# WHAT THE TASK ASKS:
Give back the data below exactly, with every line kept the same.

(Excerpts from an interface dataset)
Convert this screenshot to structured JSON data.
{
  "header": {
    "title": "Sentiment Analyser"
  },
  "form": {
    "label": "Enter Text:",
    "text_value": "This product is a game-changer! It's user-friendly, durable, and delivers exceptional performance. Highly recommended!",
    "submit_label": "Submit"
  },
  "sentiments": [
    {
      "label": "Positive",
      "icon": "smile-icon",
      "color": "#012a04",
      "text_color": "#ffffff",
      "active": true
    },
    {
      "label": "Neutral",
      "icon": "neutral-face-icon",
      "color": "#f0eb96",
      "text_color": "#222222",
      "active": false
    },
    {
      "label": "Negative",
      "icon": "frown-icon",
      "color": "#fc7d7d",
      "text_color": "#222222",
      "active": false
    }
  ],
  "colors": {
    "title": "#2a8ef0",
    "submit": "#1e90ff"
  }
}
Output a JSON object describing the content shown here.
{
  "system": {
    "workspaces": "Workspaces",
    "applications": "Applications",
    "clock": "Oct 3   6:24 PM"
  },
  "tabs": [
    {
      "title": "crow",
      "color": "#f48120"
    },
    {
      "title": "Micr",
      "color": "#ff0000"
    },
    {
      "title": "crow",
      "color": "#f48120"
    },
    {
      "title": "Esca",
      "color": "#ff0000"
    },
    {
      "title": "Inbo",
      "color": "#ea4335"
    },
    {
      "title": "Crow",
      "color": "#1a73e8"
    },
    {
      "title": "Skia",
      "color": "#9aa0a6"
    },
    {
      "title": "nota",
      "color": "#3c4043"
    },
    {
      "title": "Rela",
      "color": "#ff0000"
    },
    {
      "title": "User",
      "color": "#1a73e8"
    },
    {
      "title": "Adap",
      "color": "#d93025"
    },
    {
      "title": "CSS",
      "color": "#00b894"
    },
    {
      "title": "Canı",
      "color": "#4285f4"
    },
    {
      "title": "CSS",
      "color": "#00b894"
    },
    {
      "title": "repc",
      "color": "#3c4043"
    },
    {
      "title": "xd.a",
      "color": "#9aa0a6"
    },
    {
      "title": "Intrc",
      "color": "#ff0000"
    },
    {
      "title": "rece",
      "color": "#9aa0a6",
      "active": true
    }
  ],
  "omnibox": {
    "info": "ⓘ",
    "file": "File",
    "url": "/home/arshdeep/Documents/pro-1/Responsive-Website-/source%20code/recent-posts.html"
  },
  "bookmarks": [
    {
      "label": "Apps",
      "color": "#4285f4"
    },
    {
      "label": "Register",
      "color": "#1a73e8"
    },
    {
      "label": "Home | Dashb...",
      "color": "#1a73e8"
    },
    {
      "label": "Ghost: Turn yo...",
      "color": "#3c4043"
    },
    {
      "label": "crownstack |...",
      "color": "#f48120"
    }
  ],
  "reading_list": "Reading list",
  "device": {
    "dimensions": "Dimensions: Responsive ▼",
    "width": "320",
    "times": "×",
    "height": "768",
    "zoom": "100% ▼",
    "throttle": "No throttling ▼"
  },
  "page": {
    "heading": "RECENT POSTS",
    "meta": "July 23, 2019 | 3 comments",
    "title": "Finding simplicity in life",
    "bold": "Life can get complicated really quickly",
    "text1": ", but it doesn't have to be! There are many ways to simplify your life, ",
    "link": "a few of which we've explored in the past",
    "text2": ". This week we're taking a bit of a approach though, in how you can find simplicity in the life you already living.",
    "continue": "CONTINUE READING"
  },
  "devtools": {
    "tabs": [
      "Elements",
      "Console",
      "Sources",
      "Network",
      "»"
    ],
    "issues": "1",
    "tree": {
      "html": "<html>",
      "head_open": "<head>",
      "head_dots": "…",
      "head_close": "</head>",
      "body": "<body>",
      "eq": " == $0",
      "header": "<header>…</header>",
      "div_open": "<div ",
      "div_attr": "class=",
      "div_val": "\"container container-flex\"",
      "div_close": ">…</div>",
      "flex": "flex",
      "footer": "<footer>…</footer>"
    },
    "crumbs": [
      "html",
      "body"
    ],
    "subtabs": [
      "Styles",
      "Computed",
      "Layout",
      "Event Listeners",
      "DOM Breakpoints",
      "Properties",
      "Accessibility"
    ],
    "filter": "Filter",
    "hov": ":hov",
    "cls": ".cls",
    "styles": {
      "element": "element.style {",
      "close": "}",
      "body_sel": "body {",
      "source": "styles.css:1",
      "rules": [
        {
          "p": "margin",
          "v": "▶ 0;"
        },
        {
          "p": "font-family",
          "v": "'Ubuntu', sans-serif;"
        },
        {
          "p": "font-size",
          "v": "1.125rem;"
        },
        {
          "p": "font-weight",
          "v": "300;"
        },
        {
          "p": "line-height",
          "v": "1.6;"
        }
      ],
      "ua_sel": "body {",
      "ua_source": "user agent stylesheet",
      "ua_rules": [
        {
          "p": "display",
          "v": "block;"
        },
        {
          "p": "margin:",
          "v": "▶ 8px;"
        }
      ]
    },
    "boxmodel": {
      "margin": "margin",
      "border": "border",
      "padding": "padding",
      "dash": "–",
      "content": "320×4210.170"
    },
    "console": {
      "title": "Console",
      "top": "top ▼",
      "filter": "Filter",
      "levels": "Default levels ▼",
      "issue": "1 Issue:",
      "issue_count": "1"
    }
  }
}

# RESPONSE AREA:
Convert this screenshot to structured JSON data.
{
  "header": {
    "title": "Sentiment Analyser"
  },
  "form": {
    "label": "Enter Text:",
    "text_value": "This product is a game-changer! It's user-friendly, durable, and delivers exceptional performance. Highly recommended!",
    "submit_label": "Submit"
  },
  "sentiments": [
    {
      "label": "Positive",
      "icon": "smile-icon",
      "color": "#012a04",
      "text_color": "#ffffff",
      "active": true
    },
    {
      "label": "Neutral",
      "icon": "neutral-face-icon",
      "color": "#f0eb96",
      "text_color": "#222222",
      "active": false
    },
    {
      "label": "Negative",
      "icon": "frown-icon",
      "color": "#fc7d7d",
      "text_color": "#222222",
      "active": false
    }
  ],
  "colors": {
    "title": "#2a8ef0",
    "submit": "#1e90ff"
  }
}
Output a JSON object describing the content shown here.
{
  "system": {
    "workspaces": "Workspaces",
    "applications": "Applications",
    "clock": "Oct 3   6:24 PM"
  },
  "tabs": [
    {
      "title": "crow",
      "color": "#f48120"
    },
    {
      "title": "Micr",
      "color": "#ff0000"
    },
    {
      "title": "crow",
      "color": "#f48120"
    },
    {
      "title": "Esca",
      "color": "#ff0000"
    },
    {
      "title": "Inbo",
      "color": "#ea4335"
    },
    {
      "title": "Crow",
      "color": "#1a73e8"
    },
    {
      "title": "Skia",
      "color": "#9aa0a6"
    },
    {
      "title": "nota",
      "color": "#3c4043"
    },
    {
      "title": "Rela",
      "color": "#ff0000"
    },
    {
      "title": "User",
      "color": "#1a73e8"
    },
    {
      "title": "Adap",
      "color": "#d93025"
    },
    {
      "title": "CSS",
      "color": "#00b894"
    },
    {
      "title": "Canı",
      "color": "#4285f4"
    },
    {
      "title": "CSS",
      "color": "#00b894"
    },
    {
      "title": "repc",
      "color": "#3c4043"
    },
    {
      "title": "xd.a",
      "color": "#9aa0a6"
    },
    {
      "title": "Intrc",
      "color": "#ff0000"
    },
    {
      "title": "rece",
      "color": "#9aa0a6",
      "active": true
    }
  ],
  "omnibox": {
    "info": "ⓘ",
    "file": "File",
    "url": "/home/arshdeep/Documents/pro-1/Responsive-Website-/source%20code/recent-posts.html"
  },
  "bookmarks": [
    {
      "label": "Apps",
      "color": "#4285f4"
    },
    {
      "label": "Register",
      "color": "#1a73e8"
    },
    {
      "label": "Home | Dashb...",
      "color": "#1a73e8"
    },
    {
      "label": "Ghost: Turn yo...",
      "color": "#3c4043"
    },
    {
      "label": "crownstack |...",
      "color": "#f48120"
    }
  ],
  "reading_list": "Reading list",
  "device": {
    "dimensions": "Dimensions: Responsive ▼",
    "width": "320",
    "times": "×",
    "height": "768",
    "zoom": "100% ▼",
    "throttle": "No throttling ▼"
  },
  "page": {
    "heading": "RECENT POSTS",
    "meta": "July 23, 2019 | 3 comments",
    "title": "Finding simplicity in life",
    "bold": "Life can get complicated really quickly",
    "text1": ", but it doesn't have to be! There are many ways to simplify your life, ",
    "link": "a few of which we've explored in the past",
    "text2": ". This week we're taking a bit of a approach though, in how you can find simplicity in the life you already living.",
    "continue": "CONTINUE READING"
  },
  "devtools": {
    "tabs": [
      "Elements",
      "Console",
      "Sources",
      "Network",
      "»"
    ],
    "issues": "1",
    "tree": {
      "html": "<html>",
      "head_open": "<head>",
      "head_dots": "…",
      "head_close": "</head>",
      "body": "<body>",
      "eq": " == $0",
      "header": "<header>…</header>",
      "div_open": "<div ",
      "div_attr": "class=",
      "div_val": "\"container container-flex\"",
      "div_close": ">…</div>",
      "flex": "flex",
      "footer": "<footer>…</footer>"
    },
    "crumbs": [
      "html",
      "body"
    ],
    "subtabs": [
      "Styles",
      "Computed",
      "Layout",
      "Event Listeners",
      "DOM Breakpoints",
      "Properties",
      "Accessibility"
    ],
    "filter": "Filter",
    "hov": ":hov",
    "cls": ".cls",
    "styles": {
      "element": "element.style {",
      "close": "}",
      "body_sel": "body {",
      "source": "styles.css:1",
      "rules": [
        {
          "p": "margin",
          "v": "▶ 0;"
        },
        {
          "p": "font-family",
          "v": "'Ubuntu', sans-serif;"
        },
        {
          "p": "font-size",
          "v": "1.125rem;"
        },
        {
          "p": "font-weight",
          "v": "300;"
        },
        {
          "p": "line-height",
          "v": "1.6;"
        }
      ],
      "ua_sel": "body {",
      "ua_source": "user agent stylesheet",
      "ua_rules": [
        {
          "p": "display",
          "v": "block;"
        },
        {
          "p": "margin:",
          "v": "▶ 8px;"
        }
      ]
    },
    "boxmodel": {
      "margin": "margin",
      "border": "border",
      "padding": "padding",
      "dash": "–",
      "content": "320×4210.170"
    },
    "console": {
      "title": "Console",
      "top": "top ▼",
      "filter": "Filter",
      "levels": "Default levels ▼",
      "issue": "1 Issue:",
      "issue_count": "1"
    }
  }
}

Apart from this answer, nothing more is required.